In October, 2013, the FTC filed an Administrative Complaint against ECM. The FTC alleged that ECM made the following false or unsubstantiated claims:

  1. ECM Plastics are “biodegradable, e., will completely break down and decompose into elements found in nature within a reasonably short period of time after customary disposal,” which time period [the FTC] asserts is less than one year after disposal in a landfill;
  2. ECM Plastics are “biodegradable” in a “landfill;
  3. ECM Plastics are “biodegradable in a stated timeframe”; which according to [the FTC] was “9 months to 5 years”; and
  4. Tests prove that ECM Plastics have the characteristics identified in 1, 2, or 3 above. . . .

Decision at 167.

Under the revised 2012 version of the Green Guides, the FTC set forth its view that “[i]t is deceptive to make an unqualified degradable claim [which includes “biodegradable”] for items entering the solid waste stream if the items do not completely decompose within one year after customary disposal.” 16 C.F.R. § 260.8(c) (2014) (emphasis added). During the enforcement proceeding, the FTC acknowledged that the one year time limit it argued “biodegradable” implied was based upon the Green Guides. See Decision at 304.

In rejecting the “one year” time limitation as implied by the term “biodegradable,” Chief Judge Chappell held that the FTC “failed to prove that, for purposes of evaluating whether [ECM’s] claims are false or unsubstantiated, the term ‘biodegradable’ means that an item must completely break down and decompose into elements found in nature within one year after customary disposal.” Decision at 317. Instead, ECM’s survey evidence showed “consumers interpret the term ‘biodegradable’ to mean the process by which a product breaks down or decays, and do not infer from the term any particular time period, much less a rigid time period.” Decision at 222. Chief Judge Chappell rejected a Google Consumer Survey the FTC offered to prove the implied one year time limit concluding the Google survey was “not of sufficient methodological quality to constitute probative evidence in litigation, under the Commission’s standards or the standards applicable to federal courts in general.” Decision at 317.

The FTC did, however, prevail on its theories that the advertised claim of biodegradability between 9 months and 5 years was false and unsubstantiated.

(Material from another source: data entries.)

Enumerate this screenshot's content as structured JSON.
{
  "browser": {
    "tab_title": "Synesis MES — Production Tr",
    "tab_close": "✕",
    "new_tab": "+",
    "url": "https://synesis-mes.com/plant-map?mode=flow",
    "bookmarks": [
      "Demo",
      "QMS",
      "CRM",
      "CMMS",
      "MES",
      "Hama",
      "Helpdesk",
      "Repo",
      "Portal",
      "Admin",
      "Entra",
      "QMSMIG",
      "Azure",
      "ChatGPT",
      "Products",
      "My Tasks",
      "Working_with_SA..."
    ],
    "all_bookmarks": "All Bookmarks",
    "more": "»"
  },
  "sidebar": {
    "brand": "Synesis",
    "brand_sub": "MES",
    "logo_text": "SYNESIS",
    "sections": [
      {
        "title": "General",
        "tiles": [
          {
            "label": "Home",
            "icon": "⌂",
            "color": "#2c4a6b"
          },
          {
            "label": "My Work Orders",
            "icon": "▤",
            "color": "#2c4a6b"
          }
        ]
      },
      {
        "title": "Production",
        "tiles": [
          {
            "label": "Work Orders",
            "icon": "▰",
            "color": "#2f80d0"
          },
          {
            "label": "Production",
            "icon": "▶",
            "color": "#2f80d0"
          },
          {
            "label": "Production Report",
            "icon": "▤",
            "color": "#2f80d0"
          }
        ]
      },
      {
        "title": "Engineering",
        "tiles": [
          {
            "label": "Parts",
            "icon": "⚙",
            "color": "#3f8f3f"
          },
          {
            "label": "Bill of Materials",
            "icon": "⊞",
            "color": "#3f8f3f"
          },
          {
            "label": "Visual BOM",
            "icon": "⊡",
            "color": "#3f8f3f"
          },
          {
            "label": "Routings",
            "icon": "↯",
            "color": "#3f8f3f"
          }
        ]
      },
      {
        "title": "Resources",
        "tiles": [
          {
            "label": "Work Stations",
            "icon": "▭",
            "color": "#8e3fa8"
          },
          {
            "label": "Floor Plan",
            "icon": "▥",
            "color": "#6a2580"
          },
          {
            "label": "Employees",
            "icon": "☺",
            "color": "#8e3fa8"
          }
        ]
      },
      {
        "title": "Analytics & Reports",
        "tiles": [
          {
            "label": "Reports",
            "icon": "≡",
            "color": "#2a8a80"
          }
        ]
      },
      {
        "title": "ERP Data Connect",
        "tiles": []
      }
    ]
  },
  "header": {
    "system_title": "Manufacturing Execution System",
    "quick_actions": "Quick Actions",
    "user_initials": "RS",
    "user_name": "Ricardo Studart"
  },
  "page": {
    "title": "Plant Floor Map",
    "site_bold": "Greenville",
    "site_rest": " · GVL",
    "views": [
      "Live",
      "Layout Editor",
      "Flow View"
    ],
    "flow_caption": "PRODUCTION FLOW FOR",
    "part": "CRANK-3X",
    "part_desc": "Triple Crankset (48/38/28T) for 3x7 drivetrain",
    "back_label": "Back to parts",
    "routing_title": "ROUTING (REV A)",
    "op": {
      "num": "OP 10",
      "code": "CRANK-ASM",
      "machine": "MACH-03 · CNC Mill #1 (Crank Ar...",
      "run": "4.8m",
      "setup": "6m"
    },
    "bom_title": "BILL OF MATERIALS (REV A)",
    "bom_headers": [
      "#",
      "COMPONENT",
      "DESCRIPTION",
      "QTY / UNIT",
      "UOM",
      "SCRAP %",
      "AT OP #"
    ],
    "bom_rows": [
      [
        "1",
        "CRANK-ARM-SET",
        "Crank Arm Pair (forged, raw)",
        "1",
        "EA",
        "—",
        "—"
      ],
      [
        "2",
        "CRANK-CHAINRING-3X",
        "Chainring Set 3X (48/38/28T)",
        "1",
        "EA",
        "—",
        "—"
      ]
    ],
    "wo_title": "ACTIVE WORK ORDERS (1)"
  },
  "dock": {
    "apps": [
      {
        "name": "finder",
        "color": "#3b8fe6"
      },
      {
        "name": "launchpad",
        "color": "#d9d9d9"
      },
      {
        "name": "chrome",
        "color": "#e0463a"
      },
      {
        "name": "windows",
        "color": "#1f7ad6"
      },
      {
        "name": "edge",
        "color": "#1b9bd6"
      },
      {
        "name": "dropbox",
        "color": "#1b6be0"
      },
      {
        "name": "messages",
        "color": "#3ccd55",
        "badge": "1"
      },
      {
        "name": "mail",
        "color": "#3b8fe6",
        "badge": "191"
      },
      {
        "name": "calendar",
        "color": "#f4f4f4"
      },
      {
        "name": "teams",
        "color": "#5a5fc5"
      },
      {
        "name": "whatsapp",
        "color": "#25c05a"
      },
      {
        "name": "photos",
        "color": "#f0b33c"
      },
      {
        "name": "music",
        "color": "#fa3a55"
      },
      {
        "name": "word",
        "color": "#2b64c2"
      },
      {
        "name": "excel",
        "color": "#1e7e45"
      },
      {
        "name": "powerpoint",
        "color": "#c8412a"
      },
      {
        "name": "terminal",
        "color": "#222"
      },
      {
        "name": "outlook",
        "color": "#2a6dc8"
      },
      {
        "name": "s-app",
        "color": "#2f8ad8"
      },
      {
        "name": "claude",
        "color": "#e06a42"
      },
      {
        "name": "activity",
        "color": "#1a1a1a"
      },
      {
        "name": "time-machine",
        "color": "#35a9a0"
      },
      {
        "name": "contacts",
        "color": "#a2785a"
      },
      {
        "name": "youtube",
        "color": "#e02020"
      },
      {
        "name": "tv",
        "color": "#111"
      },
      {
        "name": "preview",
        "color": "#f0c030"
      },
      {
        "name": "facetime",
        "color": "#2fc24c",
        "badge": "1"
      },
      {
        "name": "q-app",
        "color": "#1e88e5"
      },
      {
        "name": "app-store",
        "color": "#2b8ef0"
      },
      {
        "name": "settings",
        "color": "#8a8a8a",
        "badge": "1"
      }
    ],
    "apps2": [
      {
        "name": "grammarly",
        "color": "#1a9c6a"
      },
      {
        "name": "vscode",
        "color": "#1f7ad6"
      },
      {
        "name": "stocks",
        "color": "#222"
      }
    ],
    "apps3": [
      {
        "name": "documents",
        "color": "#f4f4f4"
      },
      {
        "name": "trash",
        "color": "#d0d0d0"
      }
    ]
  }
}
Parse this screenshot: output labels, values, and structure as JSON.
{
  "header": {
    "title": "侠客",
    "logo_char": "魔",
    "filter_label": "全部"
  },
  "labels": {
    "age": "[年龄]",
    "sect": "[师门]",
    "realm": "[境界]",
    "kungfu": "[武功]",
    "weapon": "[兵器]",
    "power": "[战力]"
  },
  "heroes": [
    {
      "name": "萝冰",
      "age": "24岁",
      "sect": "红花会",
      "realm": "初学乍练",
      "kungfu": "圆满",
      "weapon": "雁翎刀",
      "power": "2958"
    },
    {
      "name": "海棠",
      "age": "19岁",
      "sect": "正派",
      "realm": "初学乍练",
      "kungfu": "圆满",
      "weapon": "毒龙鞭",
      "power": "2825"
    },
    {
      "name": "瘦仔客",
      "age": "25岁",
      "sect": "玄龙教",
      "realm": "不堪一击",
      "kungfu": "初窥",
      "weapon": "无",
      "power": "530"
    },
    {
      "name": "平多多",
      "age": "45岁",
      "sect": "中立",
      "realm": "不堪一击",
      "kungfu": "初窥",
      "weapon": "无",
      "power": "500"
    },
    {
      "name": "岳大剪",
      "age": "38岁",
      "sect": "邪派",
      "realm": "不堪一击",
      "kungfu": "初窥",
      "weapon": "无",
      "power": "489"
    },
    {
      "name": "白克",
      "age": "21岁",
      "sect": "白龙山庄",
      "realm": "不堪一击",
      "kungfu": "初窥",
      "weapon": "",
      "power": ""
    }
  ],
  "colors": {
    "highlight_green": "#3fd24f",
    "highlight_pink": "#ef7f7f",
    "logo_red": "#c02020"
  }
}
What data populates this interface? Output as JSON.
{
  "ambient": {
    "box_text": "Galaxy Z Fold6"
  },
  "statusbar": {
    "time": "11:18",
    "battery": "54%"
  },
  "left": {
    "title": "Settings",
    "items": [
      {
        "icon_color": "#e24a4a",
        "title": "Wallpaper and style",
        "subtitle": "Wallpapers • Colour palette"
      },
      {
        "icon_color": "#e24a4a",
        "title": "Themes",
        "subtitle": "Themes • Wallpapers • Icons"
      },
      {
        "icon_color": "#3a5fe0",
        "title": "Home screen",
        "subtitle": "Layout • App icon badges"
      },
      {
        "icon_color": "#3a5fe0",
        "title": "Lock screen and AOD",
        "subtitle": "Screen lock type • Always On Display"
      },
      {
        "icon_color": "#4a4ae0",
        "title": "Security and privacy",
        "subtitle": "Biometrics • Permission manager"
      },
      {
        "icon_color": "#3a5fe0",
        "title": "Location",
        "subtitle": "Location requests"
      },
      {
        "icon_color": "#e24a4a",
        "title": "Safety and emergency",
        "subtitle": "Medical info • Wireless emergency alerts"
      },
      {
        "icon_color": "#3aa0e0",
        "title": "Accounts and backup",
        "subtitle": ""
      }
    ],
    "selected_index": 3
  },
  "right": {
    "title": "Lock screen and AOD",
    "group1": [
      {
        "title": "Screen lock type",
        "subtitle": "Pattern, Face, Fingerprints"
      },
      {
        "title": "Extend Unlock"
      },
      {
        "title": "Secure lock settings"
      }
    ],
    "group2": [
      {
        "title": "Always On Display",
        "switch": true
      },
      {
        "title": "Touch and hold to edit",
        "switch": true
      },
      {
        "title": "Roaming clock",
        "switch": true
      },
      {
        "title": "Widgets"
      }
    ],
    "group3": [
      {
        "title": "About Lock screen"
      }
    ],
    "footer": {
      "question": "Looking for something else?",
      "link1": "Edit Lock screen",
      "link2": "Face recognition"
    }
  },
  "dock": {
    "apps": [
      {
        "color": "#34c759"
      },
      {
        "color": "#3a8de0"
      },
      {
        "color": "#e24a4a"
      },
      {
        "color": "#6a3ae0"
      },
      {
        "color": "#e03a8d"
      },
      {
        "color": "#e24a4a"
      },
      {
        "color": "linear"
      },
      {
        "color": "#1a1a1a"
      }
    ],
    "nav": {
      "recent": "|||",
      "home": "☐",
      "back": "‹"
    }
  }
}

Chief Judge Chappell held: “[t]he expert testimony convincingly establishes that ECM Plastics are not fully biodegradable in a period of 9 months to 5 years in a landfill, and that tests do not prove such claims.” Chief Judge Chappell further noted “it has been found as a matter of fact, there is presently no single test that can substantiate the precise rate of biodegradation of plastics in a landfill.” Decision at 312.  Among other failures, the Google survey did not draw a sample from the appropriate population, did not ask questions in a way to minimize bias, and was not analyzed correctly by the FTC’s expert.  Decision at 190.  For example, each respondent was asked only one question and the online pop-up questions presented “a distraction at best, and a barrier to respondents whose objective [was] to access information” creating “disinterest bias.”  Decision at 192-93.  Additionally, the FTC’s expert “force-fit” responses into categories and excluded “I don’t know” and “it depends” answers.  Decision at 194-5.

In addition to calling into question the Green Guides’ guidance on “biodegradable” claims, this case illustrates the importance of methodologically sound consumer surveys in false advertising litigation.  Without proper survey evidence, the FTC was unable to meet its burden to prove that the term “biodegradable” carried the additional implied meaning that a product will degrade within one year’s time to a sufficient number of reasonable consumers.  Additionally, ECM’s survey, which was designed and conducted in accordance with principles of survey research, led Chief Judge Chappell to the conclusion that the term “biodegradable” did not imply a one year term for decomposition.

ECM filed a notice of appeal on February 6, 2015. The initial decision will be reviewed by the Full Federal Trade Commission.